Ian Desmond has committed seven of the Nationals' 18 errors this season.
One night, they look very much like the best team in baseball and certainly worthy of the preseason hype they received. The next, they look completely out of sync, unable to play clean ball and dropping games to lesser pitchers and opponents with far more frequency than you'd expect for a club with this much talent.
And yet the end result remains mildly positive: a 10-8 record good enough for second place in the NL East at the moment. Nobody wins a pennant in April. All you really need to do is stay in the thick of things and not dig yourself into a big hole.
So the Nationals are by no means a failure at this early stage of the season. They are, perhaps, a disappointment. And if you're wondering why that is, here are some possible reasons...
What was touted as one of the best defensive teams in baseball has been anything but so far. The Nationals have been charged with an MLB-high 18 errors in 18 games, a staggering total for a club that should be winning games with its gloves, not losing them.
We've examined Ryan Zimmerman's throwing issue enough, so no need to rehash that. But what to make of Ian Desmond's struggles so far? The All-Star shortstop, a Gold Glove finalist one year ago, has already committed seven errors, most in the majors.
In the process, Desmond is conjuring up some bad memories of his rookie season in 2010, when he was charged with a league-high 34 errors. He worked hard to fix that problem and reconstruct his image as a defensive liability. There's still time for him to get this straightened out this year, but the sloppy manner in which he's navigated his position — not to mention many of his teammates — to date is troublesome.
STARTERS NOT THROWING ENOUGH INNINGS
Though their overall numbers (including a 3.70 ERA) aren't bad, the Nationals' five starting pitchers collectively haven't held up their end of the bargain. How so? By not going deep enough into games to help take pressure off the bullpen.
Stephen Strasburg, Gio Gonzalez, Jordan Zimmermann, Dan Haren and Ross Detwiler are averaging only 5.8 innings per start, a rate that ranks 17th in the majors. Not the kind of standing expected of this elite group of hurlers.
Now, some of this is attributable to Davey Johnson holding everyone back early on, especially during the first turn through the rotation. But more recently, these pitchers haven't given their manager reason to let them go deeper, because they're racking up huge pitch counts in the early innings.
Strasburg needed 114 pitches to complete 5 1/3 innings in Cincinnati. Gonzalez has failed to reach the sixth inning in three of his four starts despite throwing more than 90 pitches in each of them. Haren is averaging 20.4 pitches per inning. Even Zimmermann, who last week completed nine innings for the first time in his career, was knocked out yesterday after only five innings having thrown 96 pitches.
It's time for these guys to start displaying some efficiency.
RELIEVERS STILL DEVELOPING ROLES
This was supposed to be the deepest bullpen in baseball, and perhaps the last thing Johnson had to worry about.
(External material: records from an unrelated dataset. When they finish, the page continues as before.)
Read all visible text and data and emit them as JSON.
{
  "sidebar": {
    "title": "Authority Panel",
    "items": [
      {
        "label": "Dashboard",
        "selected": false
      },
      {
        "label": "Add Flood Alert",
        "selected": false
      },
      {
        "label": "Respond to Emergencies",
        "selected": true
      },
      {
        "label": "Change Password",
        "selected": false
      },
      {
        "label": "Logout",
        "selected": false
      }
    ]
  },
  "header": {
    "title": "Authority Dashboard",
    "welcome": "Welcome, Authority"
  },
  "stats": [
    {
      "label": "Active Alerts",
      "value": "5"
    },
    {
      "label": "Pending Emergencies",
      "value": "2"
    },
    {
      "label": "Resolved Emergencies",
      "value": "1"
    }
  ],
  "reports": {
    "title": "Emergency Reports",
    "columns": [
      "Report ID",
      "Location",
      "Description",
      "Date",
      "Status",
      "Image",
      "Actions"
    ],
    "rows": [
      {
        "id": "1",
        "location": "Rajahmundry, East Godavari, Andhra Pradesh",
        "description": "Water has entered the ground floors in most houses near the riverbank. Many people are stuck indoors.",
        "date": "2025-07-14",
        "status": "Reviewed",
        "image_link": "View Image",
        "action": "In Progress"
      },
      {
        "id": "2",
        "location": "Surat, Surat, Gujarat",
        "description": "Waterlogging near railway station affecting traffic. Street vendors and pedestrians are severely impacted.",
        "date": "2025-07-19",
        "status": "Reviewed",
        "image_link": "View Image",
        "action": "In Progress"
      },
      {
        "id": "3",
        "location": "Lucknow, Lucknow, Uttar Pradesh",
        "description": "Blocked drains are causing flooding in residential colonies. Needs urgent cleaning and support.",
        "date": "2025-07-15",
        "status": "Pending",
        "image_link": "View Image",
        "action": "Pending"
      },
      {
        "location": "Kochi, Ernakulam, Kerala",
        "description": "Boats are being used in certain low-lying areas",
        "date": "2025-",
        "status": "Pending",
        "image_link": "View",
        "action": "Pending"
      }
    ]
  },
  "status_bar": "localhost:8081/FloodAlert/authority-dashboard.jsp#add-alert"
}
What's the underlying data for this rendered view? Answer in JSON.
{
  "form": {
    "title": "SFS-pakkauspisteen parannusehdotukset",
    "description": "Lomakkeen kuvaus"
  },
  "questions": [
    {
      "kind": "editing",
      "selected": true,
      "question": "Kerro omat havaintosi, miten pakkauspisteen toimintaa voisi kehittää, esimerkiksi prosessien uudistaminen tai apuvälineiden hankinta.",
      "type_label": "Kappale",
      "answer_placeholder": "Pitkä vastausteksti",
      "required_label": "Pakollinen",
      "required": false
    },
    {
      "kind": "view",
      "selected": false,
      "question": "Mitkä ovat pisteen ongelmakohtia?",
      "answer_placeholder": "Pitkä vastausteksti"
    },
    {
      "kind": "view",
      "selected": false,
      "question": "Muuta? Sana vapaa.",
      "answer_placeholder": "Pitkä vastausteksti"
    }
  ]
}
Well, three weeks in, the Nationals relief corps owns a collective 5.04 ERA, 26th out of 30 teams.
Not one member of the bullpen boasts an ERA lower than 4.15. Four of the seven are surrendering more than one hit per inning. Collectively, they're issuing 3.4 walks per nine innings.
What's going on here? Well, one possible explanation is that everyone's roles are still being sorted out. By the end of last season, there was never a doubt how the relievers would be used. Sean Burnett pitched the seventh. Tyler Clippard pitched the eighth. Drew Storen pitched the ninth. Ryan Mattheus pitched the sixth or seventh, depending on the situation. Craig Stammen and Tom Gorzelanny were the long men. Michael Gonzalez was the situational lefty.
The roles haven't been nearly as defined so far this year. Rafael Soriano, obviously, is the closer. But Storen and Clippard have been sharing eighth-inning responsibilities. Mattheus and Henry Rodriguez have been used in a variety of spots. Stammen and Zach Duke remain the long men.
These things can take some time. It's great to open a season with all the roles defined, but often it takes a month or two for this to sort itself out. Until it does, the Nationals can only hope each member of the pen begins to perform to a higher standard.
BENCH NOT PRODUCING
Not that everyone in the lineup is producing at full capacity, but the Nationals' bench has struggled in particular. Steve Lombardozzi has done well, especially playing at second base while Danny Espinosa was nursing a bruised hand. And Kurt Suzuki has been fantastic since taking over behind the plate for the injured Wilson Ramos.
But Chad Tracy (3-for-21), Tyler Moore (3-for-19, nine strikeouts) and Roger Bernadina (0-for-15) have been abysmal. Perhaps the lack of playing time has hurt, though each got a chance to start multiple games last week due to injuries, and that didn't seem to help much.
With the starting pitchers getting pulled as early as they have, the Nationals have needed to use pinch-hitters with great frequency. So far, they're hitting just .136 (3-for-22), 14th out of 15 teams in the NL.